*** Opening Information supplied ***
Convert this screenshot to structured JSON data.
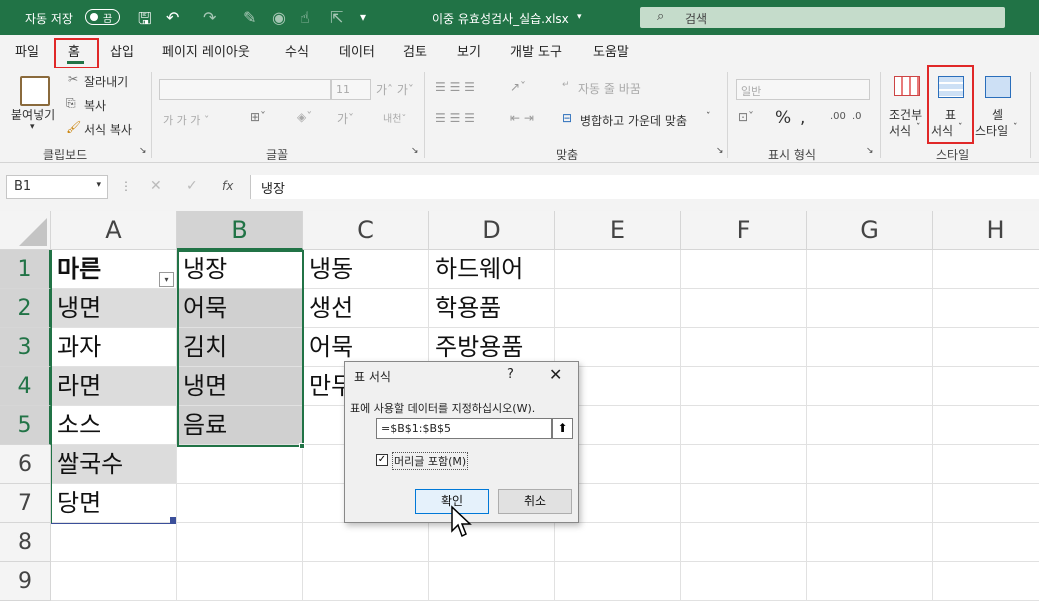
{
  "titlebar": {
    "autosave_label": "자동 저장",
    "toggle_state": "끔",
    "filename": "이중 유효성검사_실습.xlsx",
    "search_placeholder": "검색"
  },
  "tabs": [
    "파일",
    "홈",
    "삽입",
    "페이지 레이아웃",
    "수식",
    "데이터",
    "검토",
    "보기",
    "개발 도구",
    "도움말"
  ],
  "ribbon": {
    "clipboard": {
      "paste": "붙여넣기",
      "cut": "잘라내기",
      "copy": "복사",
      "format_painter": "서식 복사",
      "group": "클립보드"
    },
    "font": {
      "font_size": "11",
      "group": "글꼴"
    },
    "alignment": {
      "wrap_text": "자동 줄 바꿈",
      "merge_center": "병합하고 가운데 맞춤",
      "group": "맞춤"
    },
    "number": {
      "format": "일반",
      "group": "표시 형식"
    },
    "styles": {
      "conditional_l1": "조건부",
      "conditional_l2": "서식",
      "table_l1": "표",
      "table_l2": "서식",
      "cell_l1": "셀",
      "cell_l2": "스타일",
      "group": "스타일"
    }
  },
  "formula_bar": {
    "name_box": "B1",
    "content": "냉장"
  },
  "columns": [
    "A",
    "B",
    "C",
    "D",
    "E",
    "F",
    "G",
    "H"
  ],
  "rows": [
    [
      "마른",
      "냉장",
      "냉동",
      "하드웨어"
    ],
    [
      "냉면",
      "어묵",
      "생선",
      "학용품"
    ],
    [
      "과자",
      "김치",
      "어묵",
      "주방용품"
    ],
    [
      "라면",
      "냉면",
      "만두",
      ""
    ],
    [
      "소스",
      "음료",
      "",
      ""
    ],
    [
      "쌀국수",
      "",
      "",
      ""
    ],
    [
      "당면",
      "",
      "",
      ""
    ],
    [
      "",
      "",
      "",
      ""
    ],
    [
      "",
      "",
      "",
      ""
    ]
  ],
  "dialog": {
    "title": "표 서식",
    "help": "?",
    "prompt": "표에 사용할 데이터를 지정하십시오(W).",
    "range": "=$B$1:$B$5",
    "header_checkbox": "머리글 포함(M)",
    "header_checked": true,
    "ok": "확인",
    "cancel": "취소"
  }
}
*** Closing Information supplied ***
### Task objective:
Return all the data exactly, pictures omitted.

### Result for this exercise:
Convert this screenshot to structured JSON data.
{
  "titlebar": {
    "autosave_label": "자동 저장",
    "toggle_state": "끔",
    "filename": "이중 유효성검사_실습.xlsx",
    "search_placeholder": "검색"
  },
  "tabs": [
    "파일",
    "홈",
    "삽입",
    "페이지 레이아웃",
    "수식",
    "데이터",
    "검토",
    "보기",
    "개발 도구",
    "도움말"
  ],
  "ribbon": {
    "clipboard": {
      "paste": "붙여넣기",
      "cut": "잘라내기",
      "copy": "복사",
      "format_painter": "서식 복사",
      "group": "클립보드"
    },
    "font": {
      "font_size": "11",
      "group": "글꼴"
    },
    "alignment": {
      "wrap_text": "자동 줄 바꿈",
      "merge_center": "병합하고 가운데 맞춤",
      "group": "맞춤"
    },
    "number": {
      "format": "일반",
      "group": "표시 형식"
    },
    "styles": {
      "conditional_l1": "조건부",
      "conditional_l2": "서식",
      "table_l1": "표",
      "table_l2": "서식",
      "cell_l1": "셀",
      "cell_l2": "스타일",
      "group": "스타일"
    }
  },
  "formula_bar": {
    "name_box": "B1",
    "content": "냉장"
  },
  "columns": [
    "A",
    "B",
    "C",
    "D",
    "E",
    "F",
    "G",
    "H"
  ],
  "rows": [
    [
      "마른",
      "냉장",
      "냉동",
      "하드웨어"
    ],
    [
      "냉면",
      "어묵",
      "생선",
      "학용품"
    ],
    [
      "과자",
      "김치",
      "어묵",
      "주방용품"
    ],
    [
      "라면",
      "냉면",
      "만두",
      ""
    ],
    [
      "소스",
      "음료",
      "",
      ""
    ],
    [
      "쌀국수",
      "",
      "",
      ""
    ],
    [
      "당면",
      "",
      "",
      ""
    ],
    [
      "",
      "",
      "",
      ""
    ],
    [
      "",
      "",
      "",
      ""
    ]
  ],
  "dialog": {
    "title": "표 서식",
    "help": "?",
    "prompt": "표에 사용할 데이터를 지정하십시오(W).",
    "range": "=$B$1:$B$5",
    "header_checkbox": "머리글 포함(M)",
    "header_checked": true,
    "ok": "확인",
    "cancel": "취소"
  }
}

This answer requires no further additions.